A NIDDK Overview of Diabetes
Type 1 Diabetes continued...
Someone with type 1 diabetes needs daily
injections of insulin to live. At present, scientists do not know exactly what
causes the body's immune system to attack the beta cells, but they believe that
both genetic factors and viruses are involved. Type 1 diabetes accounts for
about 5 to 10 percent of diagnosed diabetes in the United States.
Type 1 diabetes develops most often in
children and young adults, but the disorder can appear at any age. Symptoms of
type 1 diabetes usually develop over a short period, although beta cell
destruction can begin years earlier.
Symptoms include increased thirst and
urination, constant hunger, weight loss, blurred vision, and extreme tiredness.
If not diagnosed and treated with insulin, a person can lapse into a
Type 2 Diabetes
The most common form of diabetes is type 2
diabetes (once known as noninsulin-dependent diabetes mellitus or NIDDM). About
90 to 95 percent of people with diabetes have type 2 diabetes. This form of
diabetes usually develops in adults over the age of 40 and is most common among

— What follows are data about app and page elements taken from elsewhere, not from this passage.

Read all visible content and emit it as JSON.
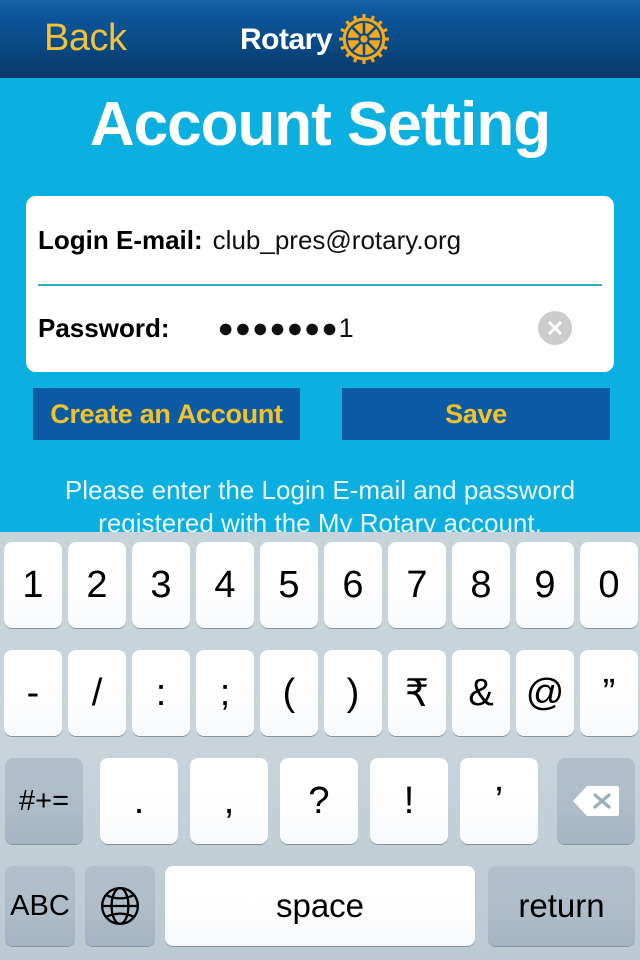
{
  "navbar": {
    "back_label": "Back",
    "brand_text": "Rotary",
    "brand_icon": "rotary-gear-icon",
    "gradient_top": "#1463a8",
    "gradient_bottom": "#093a6a"
  },
  "page": {
    "title": "Account Setting",
    "background": "#0CB0E0"
  },
  "form": {
    "email": {
      "label": "Login E-mail:",
      "value": "club_pres@rotary.org",
      "placeholder": "Login E-mail"
    },
    "password": {
      "label": "Password:",
      "value": "●●●●●●●1",
      "placeholder": "Password",
      "clear_icon": "clear-circle-x-icon"
    },
    "divider_color": "#2CACC8"
  },
  "actions": {
    "create_label": "Create an Account",
    "save_label": "Save",
    "button_bg": "#0B5BA4",
    "button_text_color": "#F5C22B"
  },
  "helper": {
    "text": "Please enter the Login E-mail and password registered with the My Rotary account."
  },
  "keyboard": {
    "background": "#c7d3da",
    "row1": [
      "1",
      "2",
      "3",
      "4",
      "5",
      "6",
      "7",
      "8",
      "9",
      "0"
    ],
    "row2": [
      "-",
      "/",
      ":",
      ";",
      "(",
      ")",
      "₹",
      "&",
      "@",
      "”"
    ],
    "row3": {
      "symbols_key": "#+=",
      "keys": [
        ".",
        ",",
        "?",
        "!",
        "’"
      ],
      "backspace_icon": "backspace-delete-icon"
    },
    "row4": {
      "abc_key": "ABC",
      "globe_icon": "globe-language-icon",
      "space_key": "space",
      "return_key": "return"
    }
  }
}
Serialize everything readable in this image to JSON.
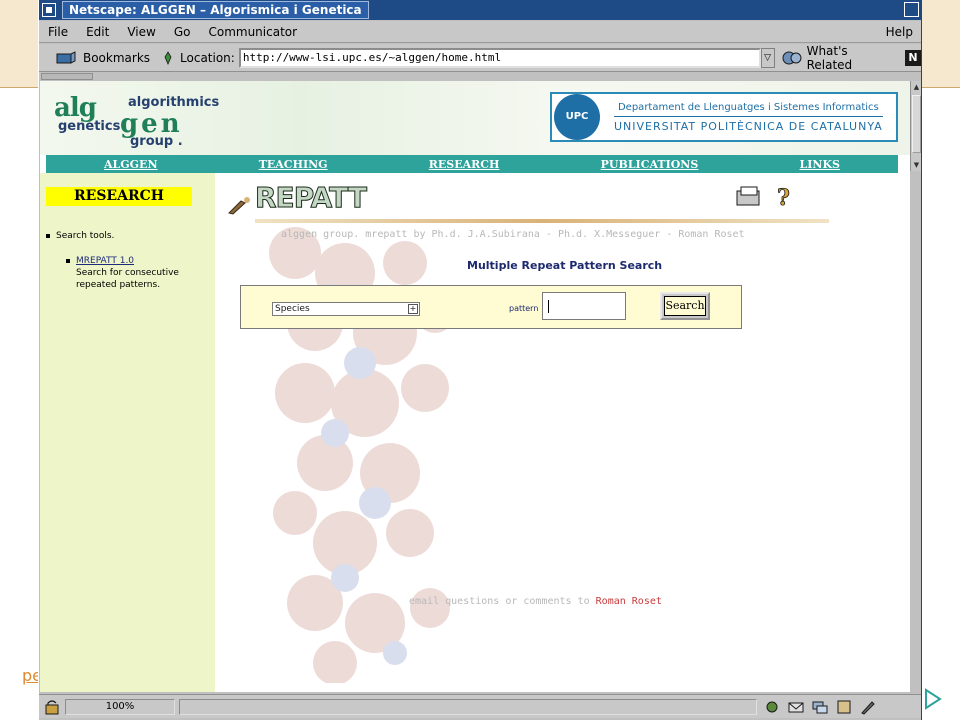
{
  "slide": {
    "edge_link": "pe"
  },
  "window": {
    "title": "Netscape: ALGGEN – Algorismica i Genetica"
  },
  "menu": {
    "items": [
      "File",
      "Edit",
      "View",
      "Go",
      "Communicator"
    ],
    "help": "Help"
  },
  "toolbar": {
    "bookmarks": "Bookmarks",
    "location_label": "Location:",
    "url": "http://www-lsi.upc.es/~alggen/home.html",
    "related": "What's Related"
  },
  "banner": {
    "logo_letters_top": "alg",
    "logo_letters_mid": "gen",
    "logo_word_1": "algorithmics",
    "logo_word_2": "genetics",
    "logo_word_3": "group .",
    "upc_seal": "UPC",
    "upc_dept": "Departament de Llenguatges i Sistemes Informatics",
    "upc_name": "UNIVERSITAT POLITÈCNICA DE CATALUNYA"
  },
  "nav": [
    "ALGGEN",
    "TEACHING",
    "RESEARCH",
    "PUBLICATIONS",
    "LINKS"
  ],
  "sidebar": {
    "title": "RESEARCH",
    "item": "Search tools.",
    "subitem_link": "MREPATT 1.0",
    "subitem_text": "Search for consecutive repeated patterns."
  },
  "main": {
    "title": "REPATT",
    "credits": "alggen group. mrepatt by Ph.d. J.A.Subirana - Ph.d. X.Messeguer - Roman Roset",
    "subtitle": "Multiple Repeat Pattern Search",
    "species_value": "Species",
    "pattern_label": "pattern",
    "pattern_value": "",
    "search_button": "Search",
    "footer_text": "email questions or comments to",
    "footer_name": "Roman Roset"
  },
  "status": {
    "zoom": "100%"
  },
  "colors": {
    "nav_bar": "#2ea39b",
    "sidebar_bg": "#eef5c9",
    "highlight": "#ffff00",
    "titlebar": "#1e4b86"
  }
}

adults over age 55. About 80 percent of people with type 2 diabetes are
In type 2 diabetes, the pancreas usually
produces insulin, but for some reason, the body cannot use the insulin
effectively. The end result is the same as for type 1 diabetes -- an unhealthy
buildup of glucose in the blood and an inability of the body to make efficient
use of its main source of fuel.
The symptoms of type 2 diabetes develop
gradually and are not as noticeable as in type 1 diabetes. Symptoms include
feeling tired or ill, frequent urination (especially at night), unusual thirst,
weight loss, blurred vision, frequent infections, and slow healing of
Gestational diabetes develops or is
discovered during pregnancy. This type usually disappears when the pregnancy is
over, but women who have had gestational diabetes have a greater risk of
developing type 2 diabetes later in their lives.
What Is the Scope and Impact of Diabetes?
Diabetes is widely recognized as one of the
leading causes of death and disability in the United States. According to death
certificate data, diabetes contributed to the deaths of more than 193,140
persons in 1996.